Fast Facts on Precision Medicine: Active Care Model Predicts Disease Course for Prostate Cancers
For many men, prostate cancers are extremely slow-growing — so much so that they often can be monitored periodically through blood tests, biopsies and MRI without necessarily needing treatment. Johns Hopkins experts have directed an extensive active surveillance program for 2,000 patients with these favorable-risk cancers since the mid-1990s.
Precision Medicine at Work
More recently, urologists have had a precision medicine tool at their disposal to help identify any changes in these cancers that might necessitate treatment. The model, called Active Care, is a software algorithm that employs sophisticated statistical modeling to incorporate all of the patient’s prostate-specific antigen (PSA) protein level tests, biopsy results and other clinical information to estimate the chance that there is a more aggressive cancer in the prostate, explains urologist Christian Pavlovich, M.D., director of the Johns Hopkins Precision Medicine Center of Excellence for Prostate Cancer and the Active Surveillance Program.
“It gives us a prediction. For example, one patient may have a 75% chance that their cancer is truly low-grade where continued surveillance would be the right thing, and a 25% chance there might be something more aggressive lurking within the prostate,” he says. “Then, if we do another biopsy and don’t find anything more aggressive, the model’s prediction of aggressive cancer may decrease to, say, a 19% chance because of the new information.”

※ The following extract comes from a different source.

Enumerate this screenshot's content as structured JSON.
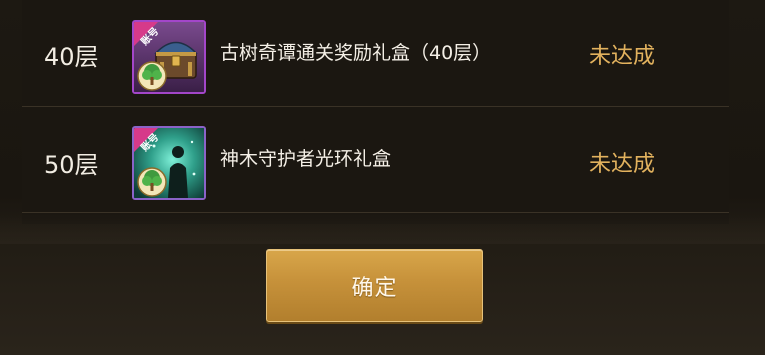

The predictive model is run weekly, and uses the power of all other patients in the program to keep fine-tuning its accuracy. “It helps men on surveillance understand where their cancer is going,” Pavlovich says. “Everyone’s an individual. That’s why we have to keep pursuing a personalized approach to these patients. Every cancer is different, and every treatment has specific side effects and its own pros and cons.”
Pavlovich has been working with Aki Nishimura, Ph.D., a biostatistician at the Johns Hopkins Bloomberg School of Public Health, to expand Active Care by incorporating MRI findings into the model, which should enhance its accuracy even further. “The goal is one day to have an online platform where we could share this with other patients and programs,” he says.
More information on prostate cancer.